Everyone seems to be talking about fibre, but what do you need to know and why? Here’s everything you need to know
Let’s start by talking about what fibre is. Basically, dietary fibre is a term used to describe the part of plants which are resistant to digestion in the small intestine. From here, this undigested fibre makes it’s way to the large intestine, some of which is fermented by the trillions of microbes living in your gut.
Whilst we should all be having at least 24 to 35g of fibre each day to reap the benefits, you may be surprised to hear that most adults eat less than 20g of fibre per day.
Having enough fibre in your diet is linked with a number of health benefits. It helps to keep everything moving through the bowel, minimising the time that ‘waste’ products are left sitting in the gut. It can also help you to maintain your weight, reduce your risk of diseases such as type 2 diabetes and heart disease, and some fibres also act as a ‘prebiotics’, or food for your good gut bacteria.
Now that’s all covered, you’d probably like to know where to get this magical stuff from?
Where to get fibre
One of the easiest and best things you can do to increase your fibre intake is to eat more plant foods. These are all sources of fibre, so by eating more plants, you will automatically be eating more fibre! Plant foods don’t just include fruit and vegetables. Nuts, seeds, legumes and whole grains all count too.
And now for the practical stuff. Here are some tips to help you hit your daily fibre goals:
- Choose wholegrain bread
- Choose wholegrain cereals such as brown rice or pasta, quinoa, pearl barley, bulgar wheat
- Add fruit and seeds to your cereals, yoghurts, salads and soups
- Aim for half a plate of vegetables at dinner time
- Bulk up soups, curries and stews with beans and lentils
- Drink plenty of water when increasing fibre intake
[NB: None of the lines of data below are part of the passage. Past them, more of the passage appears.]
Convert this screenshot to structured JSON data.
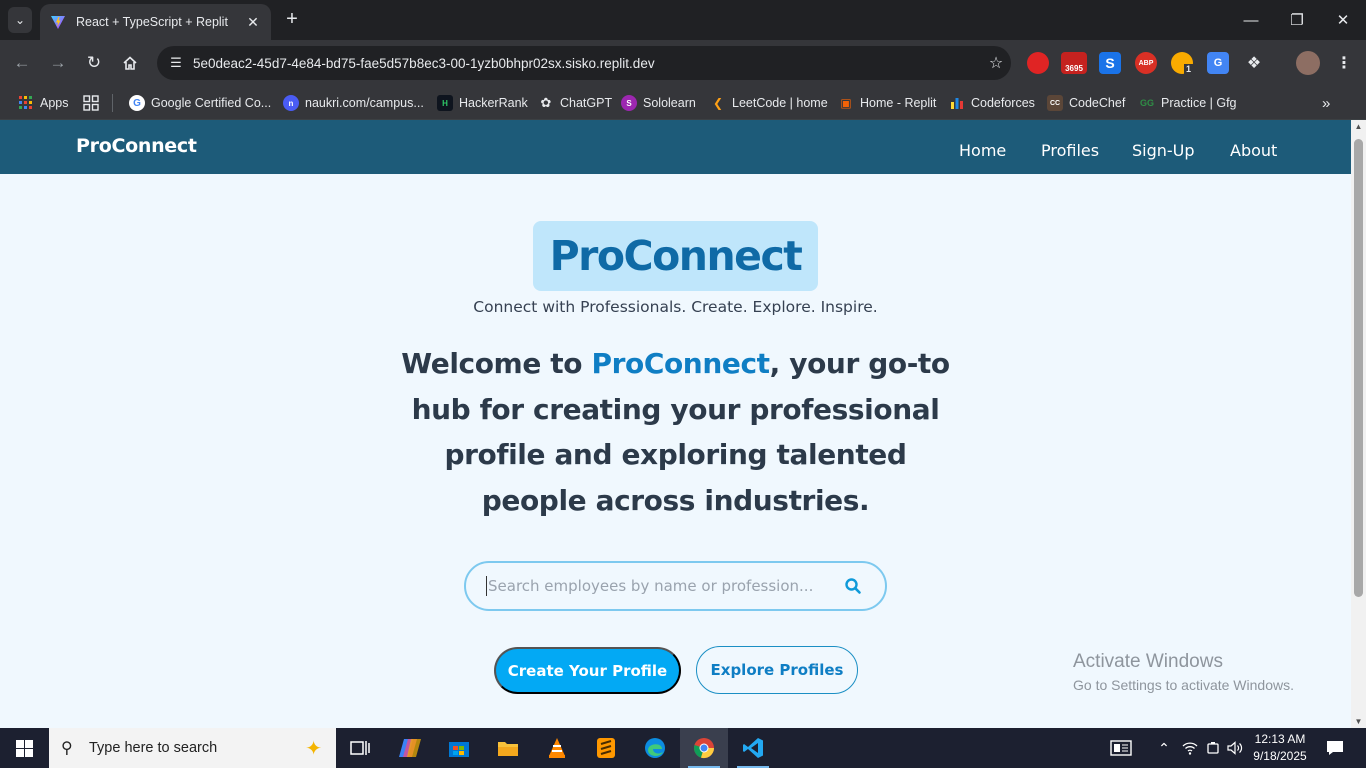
{
  "browser": {
    "tab_title": "React + TypeScript + Replit",
    "url": "5e0deac2-45d7-4e84-bd75-fae5d57b8ec3-00-1yzb0bhpr02sx.sisko.replit.dev",
    "extension_badge": "3695",
    "extension_count": "1",
    "adblock_label": "ABP",
    "bookmarks": [
      {
        "label": "Apps",
        "icon": "apps-grid-icon"
      },
      {
        "label": "Google Certified Co...",
        "icon": "google-icon"
      },
      {
        "label": "naukri.com/campus...",
        "icon": "naukri-icon"
      },
      {
        "label": "HackerRank",
        "icon": "hackerrank-icon"
      },
      {
        "label": "ChatGPT",
        "icon": "chatgpt-icon"
      },
      {
        "label": "Sololearn",
        "icon": "sololearn-icon"
      },
      {
        "label": "LeetCode | home",
        "icon": "leetcode-icon"
      },
      {
        "label": "Home - Replit",
        "icon": "replit-icon"
      },
      {
        "label": "Codeforces",
        "icon": "codeforces-icon"
      },
      {
        "label": "CodeChef",
        "icon": "codechef-icon"
      },
      {
        "label": "Practice | Gfg",
        "icon": "gfg-icon"
      }
    ]
  },
  "site": {
    "brand": "ProConnect",
    "nav": [
      "Home",
      "Profiles",
      "Sign-Up",
      "About"
    ],
    "hero_title": "ProConnect",
    "tagline": "Connect with Professionals. Create. Explore. Inspire.",
    "welcome_prefix": "Welcome to ",
    "welcome_accent": "ProConnect",
    "welcome_suffix": ", your go-to hub for creating your professional profile and exploring talented people across industries.",
    "search_placeholder": "Search employees by name or profession...",
    "primary_button": "Create Your Profile",
    "secondary_button": "Explore Profiles",
    "colors": {
      "header": "#1d5b79",
      "accent": "#0f7ec4",
      "primary_button": "#03a9f4",
      "background": "#f0f8fe"
    }
  },
  "watermark": {
    "line1": "Activate Windows",
    "line2": "Go to Settings to activate Windows."
  },
  "taskbar": {
    "search_placeholder": "Type here to search",
    "time": "12:13 AM",
    "date": "9/18/2025"
  }
}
- Keep fruit, wholegrain crackers, oatcakes or nuts in your bag or at your desk for a quick snack
- Leave the skin on potatoes and vegetables, but wash thoroughly
Different foods contain different types of fibre, so I’d recommend eating a range of plant foods each week. Your friendly gut bacteria like variety, so treat them by throwing some new foods into your trolley this week.
What does 30g of fibre look like?
Breakfast: 50g oats, 1tbsp flaxseed, 1tbsp chia seeds,15g sultanas, 40g blueberries = 14.4g fibre
Lunch: Two rye crackers with boiled egg, 75g mixed salad, 100g chickpeas = 11.5g fibre
Dinner: Salmon, 80g broccoli, 80g bell peppers, 75g brown basmati rice = 6.2g fibre
Snack: 25g mixed nuts + two kiwis = 4.7g fibre
Total = 36.8g fibre
You may be thinking, can I just take a fibre supplement to meet my fibre needs? If only it was that easy!
Fibre supplements can be useful in some instances, but in general, it is better to get your fibre from whole foods. This is because fibre supplements generally only contain one type of fibre, but did you know there are more than 100 different types of fibre?
Besides fibre, plant foods have so many other benefits, and a fibre supplement cannot replicate this. Studies looking at the benefits of fibre only refer to fibre intake from whole foods, therefore supplements have not been shown to have the same benefits.
In some cases, fibre intake does need to be limited, so if you have been advised to do this, please contact a healthcare professional before making changes to your diet.
Aoife McDonald is a registered dietian based in Cork with a special interest in gut health, IBS and public health and promotion. For more information visit her Instagram on @thedigestivehealthclinic, which mainly focuses on IBS and gut health